Tuesday, 5 February 2013
Christopher Dresser (1834-1904), an English botanist and scholar of the decorative arts was probably the first industrial designer in the modern sense of the term. He embraced all the implications of industrial mass-production, unlike his Arts and Crafts Movement contemporaries, aligning this to the design of bold and highly visionary crafted objects. This teapot (1879) is unbelievably ahead of its time. Having had the privilege to work at Cooper-Hewitt, National Design Museum during the mounting of the exhibition (way back in 2004!) entitled 'Shock of the Old: Christopher Dresser', I have come to highly regard Dresser's application of his vision. I ran right down to the Shop to buy a teapot, as well as a beautiful oil and vinegar stand that he designed (editioned by Alessi not original pieces ... someday!).
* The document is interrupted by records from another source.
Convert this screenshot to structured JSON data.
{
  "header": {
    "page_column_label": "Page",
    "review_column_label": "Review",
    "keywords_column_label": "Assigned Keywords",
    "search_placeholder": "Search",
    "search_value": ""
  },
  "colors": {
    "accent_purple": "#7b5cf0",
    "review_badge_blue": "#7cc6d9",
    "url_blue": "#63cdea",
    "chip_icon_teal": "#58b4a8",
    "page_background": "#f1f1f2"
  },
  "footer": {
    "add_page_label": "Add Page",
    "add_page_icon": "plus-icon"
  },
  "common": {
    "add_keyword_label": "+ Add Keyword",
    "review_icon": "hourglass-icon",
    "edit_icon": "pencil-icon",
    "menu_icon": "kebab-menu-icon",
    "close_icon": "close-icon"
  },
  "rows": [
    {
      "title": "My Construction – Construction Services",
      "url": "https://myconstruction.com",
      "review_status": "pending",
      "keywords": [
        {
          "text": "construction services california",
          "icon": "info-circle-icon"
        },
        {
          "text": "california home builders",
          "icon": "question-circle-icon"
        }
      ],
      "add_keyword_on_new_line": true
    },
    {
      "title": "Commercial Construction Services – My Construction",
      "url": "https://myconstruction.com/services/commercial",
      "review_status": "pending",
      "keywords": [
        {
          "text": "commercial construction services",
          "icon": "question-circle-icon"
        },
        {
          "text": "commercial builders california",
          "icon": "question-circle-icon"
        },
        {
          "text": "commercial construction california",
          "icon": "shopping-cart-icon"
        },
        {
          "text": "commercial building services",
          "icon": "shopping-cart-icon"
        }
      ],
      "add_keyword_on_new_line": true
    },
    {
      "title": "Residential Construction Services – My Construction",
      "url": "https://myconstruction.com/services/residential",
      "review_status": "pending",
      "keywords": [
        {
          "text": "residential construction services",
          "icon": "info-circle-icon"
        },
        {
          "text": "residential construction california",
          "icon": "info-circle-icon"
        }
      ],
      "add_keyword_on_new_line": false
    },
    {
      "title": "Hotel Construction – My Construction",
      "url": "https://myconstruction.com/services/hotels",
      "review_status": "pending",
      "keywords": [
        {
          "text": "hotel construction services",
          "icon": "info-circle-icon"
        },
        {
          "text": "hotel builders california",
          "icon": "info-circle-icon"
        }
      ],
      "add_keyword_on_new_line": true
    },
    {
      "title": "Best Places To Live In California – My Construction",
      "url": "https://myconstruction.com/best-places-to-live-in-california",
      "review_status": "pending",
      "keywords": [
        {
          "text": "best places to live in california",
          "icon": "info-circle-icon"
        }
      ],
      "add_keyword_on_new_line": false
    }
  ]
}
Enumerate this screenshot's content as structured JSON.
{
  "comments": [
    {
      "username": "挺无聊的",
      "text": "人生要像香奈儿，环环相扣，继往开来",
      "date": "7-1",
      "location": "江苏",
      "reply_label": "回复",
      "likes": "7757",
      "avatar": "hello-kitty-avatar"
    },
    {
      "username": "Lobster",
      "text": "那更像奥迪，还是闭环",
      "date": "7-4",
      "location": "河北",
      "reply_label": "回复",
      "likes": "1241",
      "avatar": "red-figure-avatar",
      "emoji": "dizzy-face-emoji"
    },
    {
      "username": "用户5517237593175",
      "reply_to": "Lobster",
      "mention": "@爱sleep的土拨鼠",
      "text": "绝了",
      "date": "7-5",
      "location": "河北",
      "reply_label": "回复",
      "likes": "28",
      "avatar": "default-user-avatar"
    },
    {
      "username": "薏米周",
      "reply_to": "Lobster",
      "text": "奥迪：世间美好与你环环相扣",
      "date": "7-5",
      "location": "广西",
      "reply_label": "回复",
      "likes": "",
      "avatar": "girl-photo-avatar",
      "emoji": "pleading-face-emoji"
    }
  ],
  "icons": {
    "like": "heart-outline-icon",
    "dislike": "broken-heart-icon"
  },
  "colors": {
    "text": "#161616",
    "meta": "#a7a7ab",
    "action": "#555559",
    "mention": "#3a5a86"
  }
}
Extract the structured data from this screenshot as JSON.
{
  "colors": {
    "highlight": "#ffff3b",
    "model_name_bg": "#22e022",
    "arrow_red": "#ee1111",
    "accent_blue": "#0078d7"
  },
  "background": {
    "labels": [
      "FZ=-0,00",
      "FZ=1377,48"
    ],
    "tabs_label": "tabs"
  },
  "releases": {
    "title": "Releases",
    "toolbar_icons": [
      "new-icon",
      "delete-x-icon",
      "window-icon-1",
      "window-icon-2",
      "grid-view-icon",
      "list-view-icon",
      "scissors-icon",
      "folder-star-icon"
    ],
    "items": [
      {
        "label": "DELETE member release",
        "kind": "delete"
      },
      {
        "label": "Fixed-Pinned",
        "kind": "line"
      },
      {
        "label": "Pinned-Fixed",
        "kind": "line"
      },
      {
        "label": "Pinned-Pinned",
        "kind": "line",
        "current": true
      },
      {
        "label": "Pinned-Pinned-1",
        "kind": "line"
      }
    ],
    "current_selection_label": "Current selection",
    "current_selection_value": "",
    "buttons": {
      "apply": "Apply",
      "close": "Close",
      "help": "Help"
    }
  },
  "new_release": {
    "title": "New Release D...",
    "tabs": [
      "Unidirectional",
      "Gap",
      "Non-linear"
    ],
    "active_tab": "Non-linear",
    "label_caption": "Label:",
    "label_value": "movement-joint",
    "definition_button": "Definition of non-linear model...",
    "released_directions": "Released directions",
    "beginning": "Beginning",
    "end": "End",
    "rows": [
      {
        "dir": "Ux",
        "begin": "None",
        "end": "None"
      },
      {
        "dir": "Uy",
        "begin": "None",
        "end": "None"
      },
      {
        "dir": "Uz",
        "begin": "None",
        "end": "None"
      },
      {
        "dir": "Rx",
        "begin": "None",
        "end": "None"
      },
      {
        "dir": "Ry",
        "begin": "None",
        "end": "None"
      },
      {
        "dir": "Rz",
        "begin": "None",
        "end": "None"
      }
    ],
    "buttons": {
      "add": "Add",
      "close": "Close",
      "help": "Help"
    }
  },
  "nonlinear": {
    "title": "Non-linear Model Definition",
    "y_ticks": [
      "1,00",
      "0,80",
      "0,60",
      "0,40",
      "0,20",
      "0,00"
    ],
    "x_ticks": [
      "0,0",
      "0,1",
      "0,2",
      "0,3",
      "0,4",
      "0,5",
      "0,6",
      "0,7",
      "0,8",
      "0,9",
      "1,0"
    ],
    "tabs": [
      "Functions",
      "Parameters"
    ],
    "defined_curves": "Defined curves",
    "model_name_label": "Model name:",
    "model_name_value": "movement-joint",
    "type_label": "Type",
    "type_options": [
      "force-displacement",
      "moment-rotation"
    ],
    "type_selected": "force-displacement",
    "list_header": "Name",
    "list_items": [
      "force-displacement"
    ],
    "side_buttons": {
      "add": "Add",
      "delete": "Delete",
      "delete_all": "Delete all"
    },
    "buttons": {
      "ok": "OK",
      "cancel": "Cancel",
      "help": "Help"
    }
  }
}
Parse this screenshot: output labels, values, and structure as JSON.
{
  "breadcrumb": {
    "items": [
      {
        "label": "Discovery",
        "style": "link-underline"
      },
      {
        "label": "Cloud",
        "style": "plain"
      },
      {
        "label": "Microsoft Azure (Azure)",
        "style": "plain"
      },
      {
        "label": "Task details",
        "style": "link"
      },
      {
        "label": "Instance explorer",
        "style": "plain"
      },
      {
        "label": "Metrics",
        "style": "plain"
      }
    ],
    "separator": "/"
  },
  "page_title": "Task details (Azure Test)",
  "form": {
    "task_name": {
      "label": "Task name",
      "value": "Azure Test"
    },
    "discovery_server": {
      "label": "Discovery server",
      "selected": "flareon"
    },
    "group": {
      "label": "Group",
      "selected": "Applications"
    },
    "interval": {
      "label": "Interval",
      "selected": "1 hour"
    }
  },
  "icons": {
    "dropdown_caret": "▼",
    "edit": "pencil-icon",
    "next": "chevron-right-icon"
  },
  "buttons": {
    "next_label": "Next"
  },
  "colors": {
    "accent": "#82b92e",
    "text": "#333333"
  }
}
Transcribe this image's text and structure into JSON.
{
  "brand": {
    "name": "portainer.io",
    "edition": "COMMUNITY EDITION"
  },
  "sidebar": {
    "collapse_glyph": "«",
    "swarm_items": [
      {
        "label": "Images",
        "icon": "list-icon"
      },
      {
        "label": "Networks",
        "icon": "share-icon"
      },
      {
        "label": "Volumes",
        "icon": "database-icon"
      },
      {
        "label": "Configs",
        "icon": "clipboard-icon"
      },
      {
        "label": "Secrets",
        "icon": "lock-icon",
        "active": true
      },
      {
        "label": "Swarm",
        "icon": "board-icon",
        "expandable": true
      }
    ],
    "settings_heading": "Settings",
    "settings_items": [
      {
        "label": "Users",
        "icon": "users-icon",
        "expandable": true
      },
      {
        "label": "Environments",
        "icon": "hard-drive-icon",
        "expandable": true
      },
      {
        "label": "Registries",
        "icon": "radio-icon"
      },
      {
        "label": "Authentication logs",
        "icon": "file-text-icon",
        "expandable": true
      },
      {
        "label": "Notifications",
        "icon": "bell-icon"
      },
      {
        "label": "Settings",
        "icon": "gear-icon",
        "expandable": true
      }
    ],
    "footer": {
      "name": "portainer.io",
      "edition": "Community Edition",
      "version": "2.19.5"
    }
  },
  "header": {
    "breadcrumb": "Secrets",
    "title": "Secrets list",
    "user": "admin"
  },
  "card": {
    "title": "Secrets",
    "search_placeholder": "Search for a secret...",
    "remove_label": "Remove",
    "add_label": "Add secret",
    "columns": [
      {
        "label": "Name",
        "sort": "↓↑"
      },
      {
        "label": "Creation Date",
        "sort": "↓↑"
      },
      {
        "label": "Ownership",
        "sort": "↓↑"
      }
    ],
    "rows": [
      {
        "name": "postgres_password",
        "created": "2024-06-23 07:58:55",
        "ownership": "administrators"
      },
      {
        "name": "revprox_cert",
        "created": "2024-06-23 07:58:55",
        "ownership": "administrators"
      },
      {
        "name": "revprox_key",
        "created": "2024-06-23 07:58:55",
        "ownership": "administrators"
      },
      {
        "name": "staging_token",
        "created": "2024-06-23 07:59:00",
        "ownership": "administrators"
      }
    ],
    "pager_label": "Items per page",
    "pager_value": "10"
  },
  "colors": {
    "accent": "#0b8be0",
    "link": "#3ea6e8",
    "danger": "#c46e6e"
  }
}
There was an article about Murray Moss written in the past year, in which upon being served water (?) in, I believe it was, a czech glass tumbler the interviewer found himself appreciating the preciousness of the glass, which intern inspired him to sit up straighter. This is what interests us and something we strongly believe in! It is powerful - this idea of objects influencing our thinking and behavior - the moment when the Dresser's innovation, beauty and creativity is transferred into an experience with an effect on the user (in this case me!).
I couldn't locate the article but here is an earlier post in which Murray Moss speaks to the idea of objects affecting our behavior.
If you like what you've read we'd love to invite you to follow Artecase on FB and Twitter! Thanks!